If it took 25 minutes to get to school (with no stops) and school is 11.05 miles away…
Convert to hours- 25/60 = 0.41 hr Convert to km- (11.05)(100/62) = km 17.82/0.41 = 42 km/h Convert to s- (25)(60/1) = 1500 s Convert to m- (11.05)(100/62)(1000) = m 17820/1500 = m/s Speed Example

Velocity- similar to speed but is called a vector quantity
Same units as speed Vector- magnitude (number portion) and direction Speed (11.88m/s) and direction (SE) Constant velocity- unchanging speed and direction Changing velocity- changing either speed and/or direction Speeding up, slowing down, and/or turning 2.3 Velocity

2.4 Acceleration Acceleration- another rate (based on time)
Rate of velocity change (m/s2) ā = Dv/Dt (change in velocity)/(time interval) Not just speeding up, but slowing down as well Slowing down- negative acceleration Calculating acceleration in a straight line can be calculated, but if the change in velocity is from turning, then it is just reported 2.4 Acceleration

Example: speeding up from a dead stop to 50m/s in 6 s
ā = Dv/Dt = (vf - vi)/(tf - ti) = (50-0)/6 = 8.3 m/s2 Acceleration Example

Free fall- a falling object with nothing to stop it
Affected only by gravity (wind resistance is negligible) Vertical motion Acceleration- change in speed/time interval For every second, objects on Earth speed up another 9.8m/s See Table 2.2, page 17 To calculate instantaneous speed, rearrange the equation v=at Since we are on Earth, a=g=9.8m/s2 v=gt g always points down, so throwing up is negative! 2.5 Free Fall: How Fast

Looking at Table 2.2, it’s harder to see a relationship, so we look to our formula
Since we usually count our starting position as our “zero” point for distance and velocity d = ½(ā)(t2) (horizontal motion) d = ½(g)(t2) (vertical motion) 2.6 Free Fall: How Far

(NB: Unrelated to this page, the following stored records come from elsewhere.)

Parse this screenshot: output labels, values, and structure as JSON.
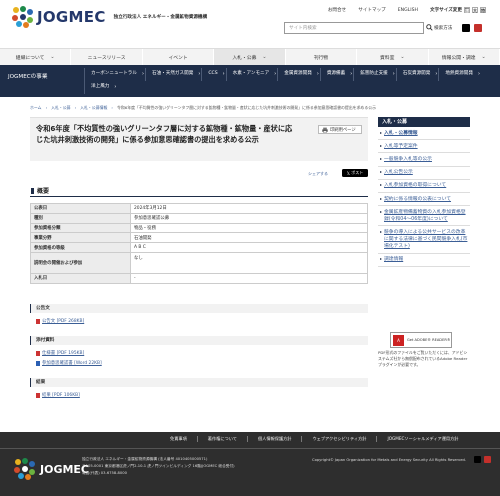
{
  "header": {
    "logo_text": "JOGMEC",
    "logo_sub": "独立行政法人 エネルギー・金属鉱物資源機構",
    "top_links": [
      "お問合せ",
      "サイトマップ",
      "ENGLISH"
    ],
    "font_size_label": "文字サイズ変更",
    "font_sizes": [
      "標",
      "大",
      "特"
    ],
    "search_placeholder": "サイト内検索",
    "search_label": "検索方法"
  },
  "gnav": [
    {
      "label": "組織について",
      "active": false
    },
    {
      "label": "ニュースリリース",
      "active": false
    },
    {
      "label": "イベント",
      "active": false
    },
    {
      "label": "入札・公募",
      "active": true
    },
    {
      "label": "刊行物",
      "active": false
    },
    {
      "label": "資料室",
      "active": false
    },
    {
      "label": "情報公開・調達",
      "active": false
    }
  ],
  "subnav": {
    "title": "JOGMECの事業",
    "links": [
      "カーボンニュートラル",
      "石油・天然ガス開発",
      "CCS",
      "水素・アンモニア",
      "金属資源開発",
      "資源備蓄",
      "鉱害防止支援",
      "石炭資源開発",
      "地熱資源開発",
      "洋上風力"
    ]
  },
  "breadcrumb": [
    "ホーム",
    "入札・公募",
    "入札・公募情報",
    "令和6年度「不均質性の強いグリーンタフ層に対する鉱物種・鉱物量・産状に応じた坑井刺激技術の開発」に係る参加意思確認書の提出を求める公示"
  ],
  "main": {
    "title": "令和6年度「不均質性の強いグリーンタフ層に対する鉱物種・鉱物量・産状に応じた坑井刺激技術の開発」に係る参加意思確認書の提出を求める公示",
    "print_label": "印刷用ページ",
    "share_label": "シェアする",
    "tweet_label": "ポスト",
    "overview_heading": "概要",
    "overview": [
      {
        "k": "公表日",
        "v": "2024年3月12日"
      },
      {
        "k": "種別",
        "v": "参加意思確認公募"
      },
      {
        "k": "参加資格分類",
        "v": "物品・役務"
      },
      {
        "k": "事業分野",
        "v": "石油開発"
      },
      {
        "k": "参加資格の等級",
        "v": "A B C"
      },
      {
        "k": "説明会の開催および参加",
        "v": "なし"
      },
      {
        "k": "入札日",
        "v": "-"
      }
    ],
    "sections": [
      {
        "heading": "公告文",
        "files": [
          {
            "type": "pdf",
            "label": "公告文 [PDF 268KB]"
          }
        ]
      },
      {
        "heading": "添付資料",
        "files": [
          {
            "type": "pdf",
            "label": "仕様書 [PDF 195KB]"
          },
          {
            "type": "word",
            "label": "参加意思確認書 [Word 22KB]"
          }
        ]
      },
      {
        "heading": "結果",
        "files": [
          {
            "type": "pdf",
            "label": "結果 [PDF 106KB]"
          }
        ]
      }
    ]
  },
  "sidebar": {
    "heading": "入札・公募",
    "items": [
      {
        "label": "入札・公募情報",
        "active": true
      },
      {
        "label": "入札等予定案件",
        "active": false
      },
      {
        "label": "一般競争入札等の公示",
        "active": false
      },
      {
        "label": "入札公告公示",
        "active": false
      },
      {
        "label": "入札参加資格の取得について",
        "active": false
      },
      {
        "label": "契約に係る情報の公表について",
        "active": false
      },
      {
        "label": "金属鉱産物備蓄物資の入札参加資格登録(令和04〜06年度)について",
        "active": false
      },
      {
        "label": "競争の導入による公共サービスの改革に関する法律に基づく民間競争入札(市場化テスト)",
        "active": false
      },
      {
        "label": "調達情報",
        "active": false
      }
    ],
    "adobe_label": "Get ADOBE® READER®",
    "adobe_note": "PDF形式のファイルをご覧いただくには、アドビシステムズ社から無償配布されているAdobe Readerプラグインが必要です。"
  },
  "footer": {
    "links": [
      "免責事項",
      "著作権について",
      "個人情報保護方針",
      "ウェブアクセシビリティ方針",
      "JOGMECソーシャルメディア運用方針"
    ],
    "logo_text": "JOGMEC",
    "address": [
      "独立行政法人 エネルギー・金属鉱物資源機構 (法人番号 4010405000571)",
      "〒105-0001 東京都港区虎ノ門2-10-1 虎ノ門ツインビルディング 16階(JOGMEC 総合受付)",
      "電話(代表) 03-6758-8000"
    ],
    "copyright": "Copyright© Japan Organization for Metals and Energy Security All Rights Reserved."
  },
  "colors": {
    "navy": "#1e2d48",
    "link": "#3b5e96"
  }
}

2.7 Graphs of Motion See Page 23, Figure 2.10
Position-time graphs- time is always on independent (bottom/horizontal) Graph is a representation of table data Can predict t or d if a best-fit line is drawn Instantaneous position Slope of line is velocity (d/t) (rise over run) Should it be changing like that? 2.7 Graphs of Motion

More Graphs See page 23, Figure 2.9
Velocity-time graphs- time is always on independent (bottom/horizontal) Can predict t or v if a best-fit line is drawn Slope of line is acceleration (v/t) Should it be constant? More Graphs

Figure 2.10

Physics in Sports: Hang Time
We just determined that d = ½(g)(t2) If we rearrange the equation to solve for t, we can find the hang time of a basketball player! t = √(2d/g) If d=1.25m, then t = √(2x1.25/9.8) = 0.50s That’s just the time going up, so double it! Physics in Sports: Hang Time

2.8: Air Resistance & Falling Objects
Although we can’t see it, air pushes back on us when we are in motion Think of trying to swim very fast through water… We won’t calculate it in our labs, but we need to be aware of it when thinking of error 2.8: Air Resistance & Falling Objects

Ch 2 Equations & Constants
Time interval Dt = tf – ti Displacement Dd = df – di Velocity v = Dd/Dt Acceleration ā = Dv/Dt Accelerated distance d = ½(ā)(t2) Accel. Due to Gravity g = 9.80 m/s2 Freefall distance d = ½(g)(t2) Time of freefall t = √(2d/g) Ch 2 Equations & Constants